A Used Book Sale find, this next one was a book I grabbed based on it’s cover (which I do with literally every book I read, so…). When I opened it to read it, I knew nothing more than what the picture on the cover looked like. I don’t actually usually do that. But alas, book 35…
Major Pettigrew’s Last Stand
by Helen Simonson
Romance Novel, Fiction
Synopsis According to Mandi:
Without spoilers, Major Pettigrew’s Last Stand is the story of retired, widowed Major Ernest Pettigrew who lives a quiet, ordinary life in the English countryside until a friendship blossoms between him and widowed shopkeeper, Mrs. Ali. The Major, Mrs. Ali and the community around them are forced to consider the consequences of crossing racial and class divides, breaking culture and tradition.
“I probably should get a dog. No one thinks dog owners are crazy, even if they walk out in their pajamas.”-Helen Simonson, Major Pettigrew’s Last Stand
“‘It’s funny, isn’t it?’ she said in a quiet voice. ‘A couple may have nothing in common but the color of their skin and the country of their ancestors, but the whole world would see them as compatible.’”-Helen Simonson, Major Pettigrew’s Last Stand

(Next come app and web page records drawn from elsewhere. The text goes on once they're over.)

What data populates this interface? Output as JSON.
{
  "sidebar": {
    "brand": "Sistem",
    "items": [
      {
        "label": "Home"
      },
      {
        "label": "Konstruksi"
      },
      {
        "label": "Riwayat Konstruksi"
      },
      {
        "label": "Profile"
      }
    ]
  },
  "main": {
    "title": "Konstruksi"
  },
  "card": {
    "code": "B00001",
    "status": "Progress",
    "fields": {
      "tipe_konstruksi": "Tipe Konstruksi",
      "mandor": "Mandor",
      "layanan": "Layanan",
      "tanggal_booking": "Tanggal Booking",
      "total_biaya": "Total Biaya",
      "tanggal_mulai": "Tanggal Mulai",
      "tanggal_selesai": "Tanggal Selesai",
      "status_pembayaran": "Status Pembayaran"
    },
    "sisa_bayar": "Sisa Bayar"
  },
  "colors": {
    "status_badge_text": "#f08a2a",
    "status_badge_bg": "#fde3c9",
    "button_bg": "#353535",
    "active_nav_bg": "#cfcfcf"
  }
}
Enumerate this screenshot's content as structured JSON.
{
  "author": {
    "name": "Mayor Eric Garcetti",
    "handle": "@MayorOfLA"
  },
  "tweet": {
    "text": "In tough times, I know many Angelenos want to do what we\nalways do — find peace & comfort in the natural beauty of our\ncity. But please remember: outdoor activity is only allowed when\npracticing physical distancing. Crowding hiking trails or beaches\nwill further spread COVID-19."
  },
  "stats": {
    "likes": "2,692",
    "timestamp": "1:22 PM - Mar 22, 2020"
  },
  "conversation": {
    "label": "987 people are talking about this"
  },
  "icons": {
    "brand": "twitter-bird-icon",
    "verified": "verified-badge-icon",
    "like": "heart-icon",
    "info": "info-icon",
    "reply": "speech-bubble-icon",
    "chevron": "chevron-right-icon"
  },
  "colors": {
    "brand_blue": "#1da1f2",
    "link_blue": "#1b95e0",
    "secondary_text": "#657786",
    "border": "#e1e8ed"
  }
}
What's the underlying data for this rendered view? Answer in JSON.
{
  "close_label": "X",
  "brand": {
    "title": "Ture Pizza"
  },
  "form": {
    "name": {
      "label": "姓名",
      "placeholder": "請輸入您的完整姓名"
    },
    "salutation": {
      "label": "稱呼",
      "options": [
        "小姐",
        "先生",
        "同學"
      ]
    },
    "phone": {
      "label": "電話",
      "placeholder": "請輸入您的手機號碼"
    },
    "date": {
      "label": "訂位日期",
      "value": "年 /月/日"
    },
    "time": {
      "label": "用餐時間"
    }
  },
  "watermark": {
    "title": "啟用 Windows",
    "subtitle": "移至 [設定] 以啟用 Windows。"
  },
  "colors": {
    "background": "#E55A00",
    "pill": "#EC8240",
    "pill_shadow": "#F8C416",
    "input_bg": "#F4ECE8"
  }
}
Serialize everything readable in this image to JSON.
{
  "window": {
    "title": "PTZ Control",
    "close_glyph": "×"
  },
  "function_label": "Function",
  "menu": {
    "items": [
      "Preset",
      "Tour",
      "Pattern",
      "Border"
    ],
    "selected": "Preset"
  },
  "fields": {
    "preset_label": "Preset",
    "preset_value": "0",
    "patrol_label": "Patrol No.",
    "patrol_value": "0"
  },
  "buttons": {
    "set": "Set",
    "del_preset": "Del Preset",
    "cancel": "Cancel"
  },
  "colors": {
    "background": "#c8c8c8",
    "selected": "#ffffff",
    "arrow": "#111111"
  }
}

“Can the bleakest of circumstances be pushed aside for a few hours by the redeeming warmth of a fire and the smell of a dinner roasting in the oven?”-Helen Simonson, Major Pettigrew’s Last Stand
“We, who can do anything, we refuse to live our dreams on the basis that they are not practical. So tell me, who is to be pitied more?”-Helen Simonson, Major Pettigrew’s Last Stand
Awards (based upon my brief research):
Goodreads Choice Awards Best Fiction
Goodreads Choice Awards Best Debut Goodreads Author
My Overall Rating:
2 – As mentioned, I went into this one blind. I didn’t know much about the story at all. I came out of it seeing the potential in the plot, but I don’t think Simonson tapped into that potential deep enough. It was a great overall story. The themes are timeless. However, it moved so slowly, often included an unnecessary amount of detail and there were so many typos I questioned whether I was reading an Advanced Reader’s Copy or not – I was not.